━━ Data extract ━━
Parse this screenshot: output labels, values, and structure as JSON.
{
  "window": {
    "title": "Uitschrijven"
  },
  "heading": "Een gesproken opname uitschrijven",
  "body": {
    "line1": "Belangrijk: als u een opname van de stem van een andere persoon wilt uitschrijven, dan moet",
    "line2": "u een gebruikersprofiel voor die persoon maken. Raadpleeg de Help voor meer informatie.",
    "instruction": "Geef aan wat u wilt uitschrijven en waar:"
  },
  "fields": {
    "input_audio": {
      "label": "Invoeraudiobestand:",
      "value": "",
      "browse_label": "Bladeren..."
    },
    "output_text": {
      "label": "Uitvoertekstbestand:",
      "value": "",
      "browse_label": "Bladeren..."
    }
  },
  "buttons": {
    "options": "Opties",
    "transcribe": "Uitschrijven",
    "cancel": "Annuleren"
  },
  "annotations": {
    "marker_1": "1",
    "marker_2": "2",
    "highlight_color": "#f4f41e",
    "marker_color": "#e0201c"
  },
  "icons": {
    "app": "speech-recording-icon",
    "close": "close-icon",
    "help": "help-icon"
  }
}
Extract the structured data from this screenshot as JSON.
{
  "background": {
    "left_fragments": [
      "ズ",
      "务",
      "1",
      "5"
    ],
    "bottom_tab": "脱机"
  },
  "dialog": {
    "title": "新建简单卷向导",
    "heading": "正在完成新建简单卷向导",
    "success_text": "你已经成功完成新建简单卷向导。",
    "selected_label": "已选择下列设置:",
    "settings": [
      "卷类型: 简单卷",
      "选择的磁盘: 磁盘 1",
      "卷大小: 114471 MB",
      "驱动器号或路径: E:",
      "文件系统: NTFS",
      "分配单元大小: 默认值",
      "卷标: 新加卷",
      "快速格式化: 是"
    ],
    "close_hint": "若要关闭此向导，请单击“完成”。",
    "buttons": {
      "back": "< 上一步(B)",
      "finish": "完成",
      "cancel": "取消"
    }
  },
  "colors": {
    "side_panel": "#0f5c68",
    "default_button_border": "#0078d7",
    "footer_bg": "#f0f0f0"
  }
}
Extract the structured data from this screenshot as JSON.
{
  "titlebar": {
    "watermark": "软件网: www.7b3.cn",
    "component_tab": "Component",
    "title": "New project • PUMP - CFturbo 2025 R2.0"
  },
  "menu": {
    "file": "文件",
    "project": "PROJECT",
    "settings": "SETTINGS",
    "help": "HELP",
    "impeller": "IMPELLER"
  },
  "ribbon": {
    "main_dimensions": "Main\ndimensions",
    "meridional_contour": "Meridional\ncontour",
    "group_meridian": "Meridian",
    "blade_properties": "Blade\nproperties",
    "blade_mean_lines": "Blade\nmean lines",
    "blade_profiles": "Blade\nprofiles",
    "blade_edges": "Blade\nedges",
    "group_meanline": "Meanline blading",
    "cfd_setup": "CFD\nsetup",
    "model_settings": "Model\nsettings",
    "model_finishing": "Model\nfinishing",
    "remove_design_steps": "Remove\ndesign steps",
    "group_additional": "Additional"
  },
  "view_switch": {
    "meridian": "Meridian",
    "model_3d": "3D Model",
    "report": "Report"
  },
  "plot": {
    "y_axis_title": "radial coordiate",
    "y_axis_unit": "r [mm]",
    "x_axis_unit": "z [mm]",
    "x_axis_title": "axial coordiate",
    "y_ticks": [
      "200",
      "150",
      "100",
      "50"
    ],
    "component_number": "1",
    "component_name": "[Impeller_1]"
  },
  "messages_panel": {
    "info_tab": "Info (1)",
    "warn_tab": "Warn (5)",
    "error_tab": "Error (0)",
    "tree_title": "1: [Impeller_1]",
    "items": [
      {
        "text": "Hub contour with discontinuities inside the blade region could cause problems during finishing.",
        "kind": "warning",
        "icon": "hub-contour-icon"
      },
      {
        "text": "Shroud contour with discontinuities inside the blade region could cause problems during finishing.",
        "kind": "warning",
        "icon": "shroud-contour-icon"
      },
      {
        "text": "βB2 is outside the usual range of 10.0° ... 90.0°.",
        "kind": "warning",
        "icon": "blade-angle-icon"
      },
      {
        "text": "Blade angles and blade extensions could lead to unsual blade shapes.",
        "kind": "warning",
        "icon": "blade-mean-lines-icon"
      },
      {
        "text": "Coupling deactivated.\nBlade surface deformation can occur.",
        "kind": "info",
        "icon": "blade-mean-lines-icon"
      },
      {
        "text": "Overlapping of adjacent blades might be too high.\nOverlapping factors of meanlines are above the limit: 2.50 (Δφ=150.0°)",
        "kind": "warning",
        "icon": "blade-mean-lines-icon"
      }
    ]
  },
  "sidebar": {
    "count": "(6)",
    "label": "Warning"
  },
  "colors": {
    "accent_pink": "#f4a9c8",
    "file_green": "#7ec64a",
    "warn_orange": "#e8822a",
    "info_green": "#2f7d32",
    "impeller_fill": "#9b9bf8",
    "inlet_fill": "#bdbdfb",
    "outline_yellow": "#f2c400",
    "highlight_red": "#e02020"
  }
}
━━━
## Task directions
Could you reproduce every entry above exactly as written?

## Answer section
Parse this screenshot: output labels, values, and structure as JSON.
{
  "window": {
    "title": "Uitschrijven"
  },
  "heading": "Een gesproken opname uitschrijven",
  "body": {
    "line1": "Belangrijk: als u een opname van de stem van een andere persoon wilt uitschrijven, dan moet",
    "line2": "u een gebruikersprofiel voor die persoon maken. Raadpleeg de Help voor meer informatie.",
    "instruction": "Geef aan wat u wilt uitschrijven en waar:"
  },
  "fields": {
    "input_audio": {
      "label": "Invoeraudiobestand:",
      "value": "",
      "browse_label": "Bladeren..."
    },
    "output_text": {
      "label": "Uitvoertekstbestand:",
      "value": "",
      "browse_label": "Bladeren..."
    }
  },
  "buttons": {
    "options": "Opties",
    "transcribe": "Uitschrijven",
    "cancel": "Annuleren"
  },
  "annotations": {
    "marker_1": "1",
    "marker_2": "2",
    "highlight_color": "#f4f41e",
    "marker_color": "#e0201c"
  },
  "icons": {
    "app": "speech-recording-icon",
    "close": "close-icon",
    "help": "help-icon"
  }
}
Extract the structured data from this screenshot as JSON.
{
  "background": {
    "left_fragments": [
      "ズ",
      "务",
      "1",
      "5"
    ],
    "bottom_tab": "脱机"
  },
  "dialog": {
    "title": "新建简单卷向导",
    "heading": "正在完成新建简单卷向导",
    "success_text": "你已经成功完成新建简单卷向导。",
    "selected_label": "已选择下列设置:",
    "settings": [
      "卷类型: 简单卷",
      "选择的磁盘: 磁盘 1",
      "卷大小: 114471 MB",
      "驱动器号或路径: E:",
      "文件系统: NTFS",
      "分配单元大小: 默认值",
      "卷标: 新加卷",
      "快速格式化: 是"
    ],
    "close_hint": "若要关闭此向导，请单击“完成”。",
    "buttons": {
      "back": "< 上一步(B)",
      "finish": "完成",
      "cancel": "取消"
    }
  },
  "colors": {
    "side_panel": "#0f5c68",
    "default_button_border": "#0078d7",
    "footer_bg": "#f0f0f0"
  }
}
Extract the structured data from this screenshot as JSON.
{
  "titlebar": {
    "watermark": "软件网: www.7b3.cn",
    "component_tab": "Component",
    "title": "New project • PUMP - CFturbo 2025 R2.0"
  },
  "menu": {
    "file": "文件",
    "project": "PROJECT",
    "settings": "SETTINGS",
    "help": "HELP",
    "impeller": "IMPELLER"
  },
  "ribbon": {
    "main_dimensions": "Main\ndimensions",
    "meridional_contour": "Meridional\ncontour",
    "group_meridian": "Meridian",
    "blade_properties": "Blade\nproperties",
    "blade_mean_lines": "Blade\nmean lines",
    "blade_profiles": "Blade\nprofiles",
    "blade_edges": "Blade\nedges",
    "group_meanline": "Meanline blading",
    "cfd_setup": "CFD\nsetup",
    "model_settings": "Model\nsettings",
    "model_finishing": "Model\nfinishing",
    "remove_design_steps": "Remove\ndesign steps",
    "group_additional": "Additional"
  },
  "view_switch": {
    "meridian": "Meridian",
    "model_3d": "3D Model",
    "report": "Report"
  },
  "plot": {
    "y_axis_title": "radial coordiate",
    "y_axis_unit": "r [mm]",
    "x_axis_unit": "z [mm]",
    "x_axis_title": "axial coordiate",
    "y_ticks": [
      "200",
      "150",
      "100",
      "50"
    ],
    "component_number": "1",
    "component_name": "[Impeller_1]"
  },
  "messages_panel": {
    "info_tab": "Info (1)",
    "warn_tab": "Warn (5)",
    "error_tab": "Error (0)",
    "tree_title": "1: [Impeller_1]",
    "items": [
      {
        "text": "Hub contour with discontinuities inside the blade region could cause problems during finishing.",
        "kind": "warning",
        "icon": "hub-contour-icon"
      },
      {
        "text": "Shroud contour with discontinuities inside the blade region could cause problems during finishing.",
        "kind": "warning",
        "icon": "shroud-contour-icon"
      },
      {
        "text": "βB2 is outside the usual range of 10.0° ... 90.0°.",
        "kind": "warning",
        "icon": "blade-angle-icon"
      },
      {
        "text": "Blade angles and blade extensions could lead to unsual blade shapes.",
        "kind": "warning",
        "icon": "blade-mean-lines-icon"
      },
      {
        "text": "Coupling deactivated.\nBlade surface deformation can occur.",
        "kind": "info",
        "icon": "blade-mean-lines-icon"
      },
      {
        "text": "Overlapping of adjacent blades might be too high.\nOverlapping factors of meanlines are above the limit: 2.50 (Δφ=150.0°)",
        "kind": "warning",
        "icon": "blade-mean-lines-icon"
      }
    ]
  },
  "sidebar": {
    "count": "(6)",
    "label": "Warning"
  },
  "colors": {
    "accent_pink": "#f4a9c8",
    "file_green": "#7ec64a",
    "warn_orange": "#e8822a",
    "info_green": "#2f7d32",
    "impeller_fill": "#9b9bf8",
    "inlet_fill": "#bdbdfb",
    "outline_yellow": "#f2c400",
    "highlight_red": "#e02020"
  }
}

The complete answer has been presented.